AFC got a peek at the Frieze Art Fair site on Randall's Island and it's looking good. At yesterday's press briefing, we discussed transportation, location size, architecture, and programming, all of which will come together May 4th. Consider us properly primed.
“What I loved about [the location] was the ease of access,” fair co-director Amanda Sharp told us, speaking of Randall's Island. “It took me something like 15 minutes to get out there the first time I went and I thought, 'My God, people don't know this place.'”

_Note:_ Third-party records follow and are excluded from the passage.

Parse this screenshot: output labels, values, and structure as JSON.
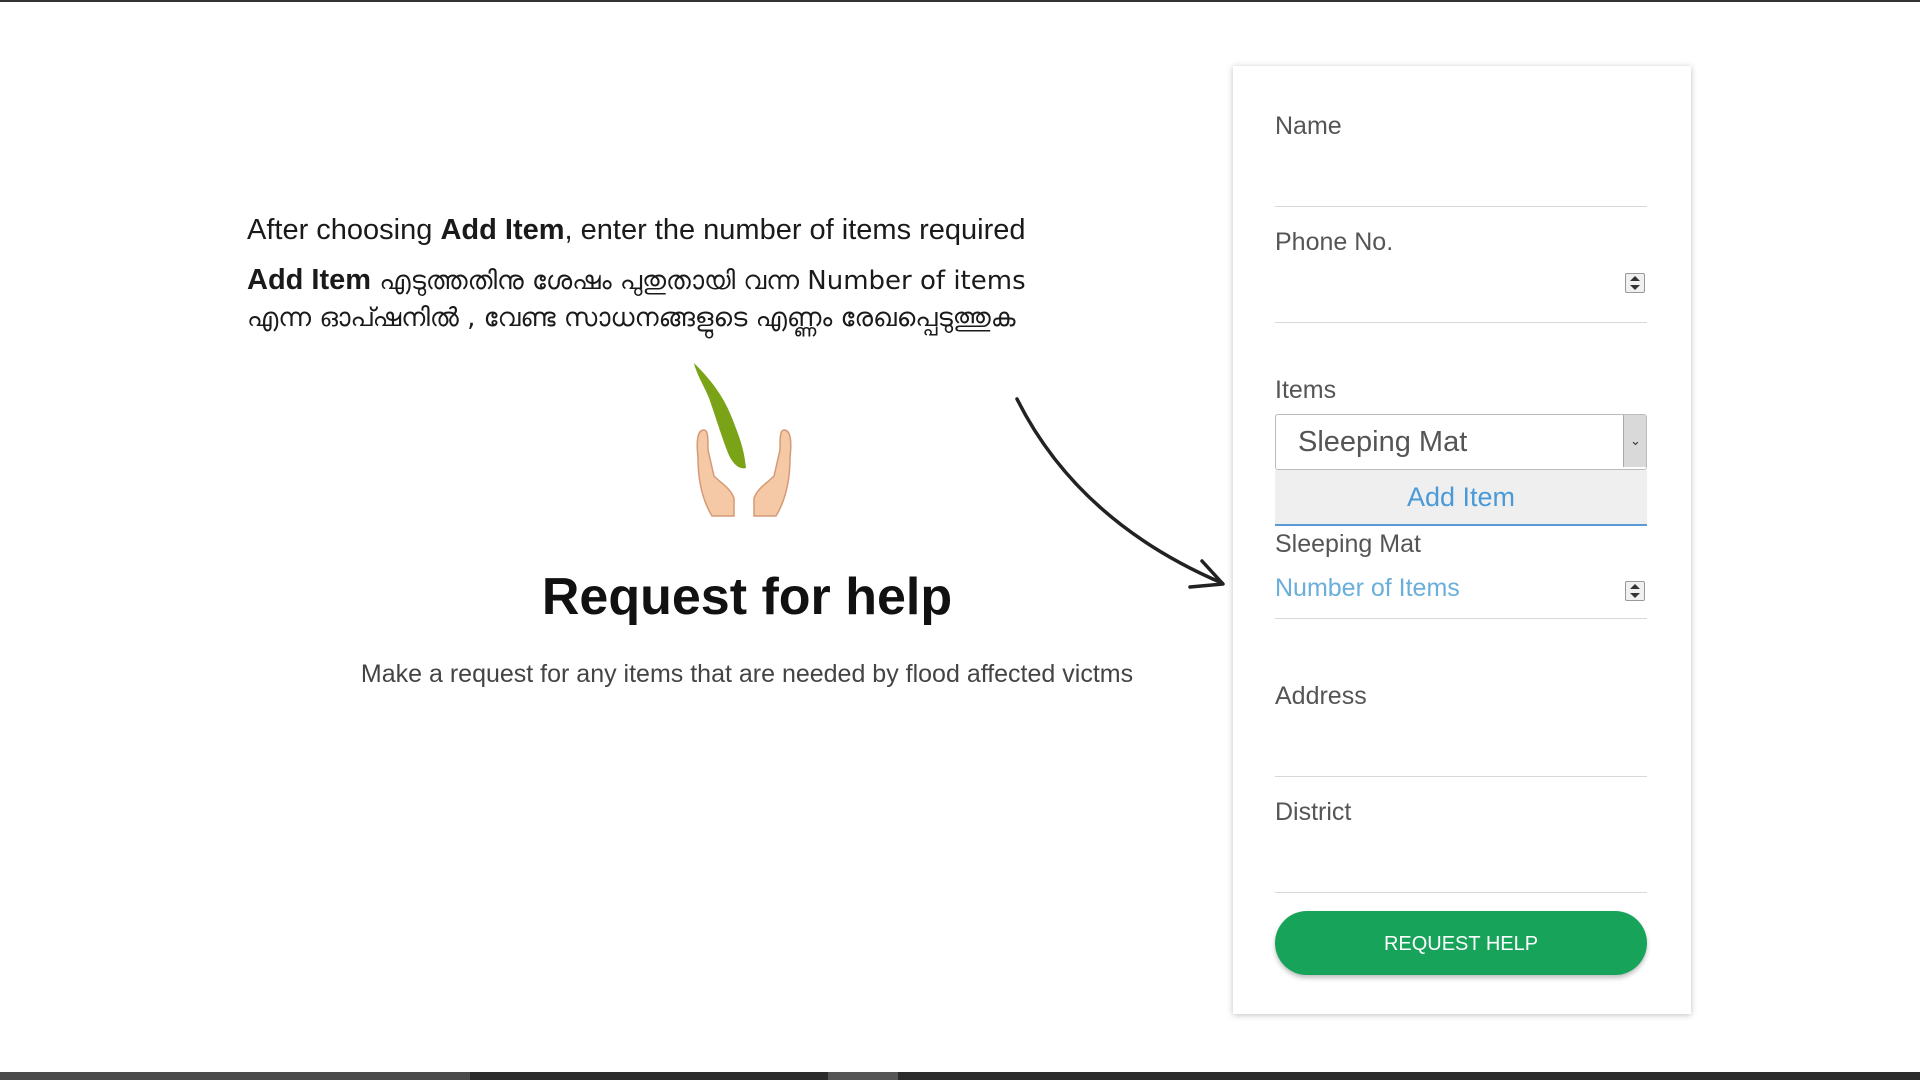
{
  "instructions": {
    "english_prefix": "After choosing ",
    "english_bold": "Add Item",
    "english_suffix": ", enter the number of items required",
    "malayalam_bold": "Add Item",
    "malayalam_line1": " എടുത്തതിനു ശേഷം പുതുതായി വന്ന Number of items",
    "malayalam_line2": "എന്ന ഓപ്ഷനിൽ  , വേണ്ട സാധനങ്ങളുടെ എണ്ണം രേഖപ്പെടുത്തുക"
  },
  "hero": {
    "title": "Request for help",
    "subtitle": "Make a request for any items that are needed by flood affected victms"
  },
  "form": {
    "name_label": "Name",
    "phone_label": "Phone No.",
    "items_label": "Items",
    "items_selected": "Sleeping Mat",
    "add_item_label": "Add Item",
    "added_item_label": "Sleeping Mat",
    "number_placeholder": "Number of Items",
    "address_label": "Address",
    "district_label": "District",
    "submit_label": "REQUEST HELP"
  },
  "colors": {
    "accent_green": "#17a35a",
    "link_blue": "#4a9ad8",
    "leaf_green": "#7aa317"
  },
  "icons": [
    "kerala-hands-logo-icon",
    "arrow-icon",
    "spinner-icon",
    "chevron-down-icon"
  ]
}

The revelation isn't overstated. There's no small genius in placing an art fair a 15-minute car ride away from the Upper East Side, where a sizeable population of New York's collectors live. Beyond that, New York's spring weather can't be beat (providing the rain holds off), and the park is already green.
“We recommend everyone take the ferry,” Frieze Co-Director Matthew Slotover advised. It's a lovely ride from 35th Street, but Slotover was hoping to abate some of the recent chatter about whether people would make the trip out. Those with an aversion for boats or a love for public transportation can take the 4/5/6 subway up to 125th Street and hop on a shuttle bus. School buses will run every 3-4 minutes.
By the time Slotover mentioned the 450 hybrid cars, 50 VIP BMW cars, and parking lot built to accommodate 2,000 cars, he'd more or less answered the question about whether getting to the fair would be an issue. It won't, assuming you have a ticket. The Frieze office told us yesterday afternoon that visitors who haven't purchased tickets via the Frieze website won't be able to get on the ferry without the receipt.
Those on a tight budget may find attending the fair a strain. Tickets aren't cheap: $40 for a full day, $25 for half day. That's $10 more than the Armory show—though, to be fair, Frieze boasts more space. Frieze takes up 250,000 square feet, 42,000 more than the Armory's combined piers. The facility literally fills all the vacant space in the park. We're told it's the largest temporary structure in the world; the tent community is apparently very excited.
Amongst the other non-art related attractions, Frieze will host much better food than most. Building their own space means the fair isn't contractually obligated to use pre-existing concession stands. Restaurateurs such as Roberta's, The Fat Radish, Frankies Spuntino, The Standard Biergarten, and Sant Ambroeus each have stands, and three food trucks will also grace the premises. Lobster rolls, pizza, and ice cream will be on site, and the large windows in the dining areas, which overlook the water, suggest New York may finally deliver a pleasant fair experience (even if Frieze is London-based).
Design studio Solid Objectives – Idenburg Liu (SO IL) head up the architecture for the site and are the minds behind the giant windows. Liu also promised a fancy entrance made of transparent materials.
The space itself will be filled with 182 galleries, divided into three sections; the main fair, Focus, which is dedicated to galleries founded after 2001, and Frame, a space for galleries five years or younger.
Only two booths—White Columns and Triple Canopy—are non-profit. That's a small number for any fair, let alone Frieze, an organization known to be sensitive to the overbearing influence the market can have on art. It's a more general trend among the May fairs: Pulse will only be hosting three non-profits, as will NADA.
There's also Frieze Art Inc, the nonprofit arm of Frieze, responsible for their much-lauded talks and commission programs. This year's program boasts a county fair game trailer by Joel Kyack, a hanging arrangement of mirrors by Virginia Overton, and an outdoor shadow theater by Ulla von Brandenburg. “Six of the projects will happen outdoors,” Curator Cecilia Alemani told us, explaining that works like those by Overton and von Brandenburg would serve as “temporary landmarks”.
Such projects may make up a small part of the fair, but in total, I left with the impression that Frieze would produce a much better art fair viewing experience than we've become accustomed to in New York. “We like to be somewhere where we can do something with a little bit of spectacle and build something of scale,” Sharp told us, “Randall's Island really gave us the opportunity to build the fair at the scale that we'd need.”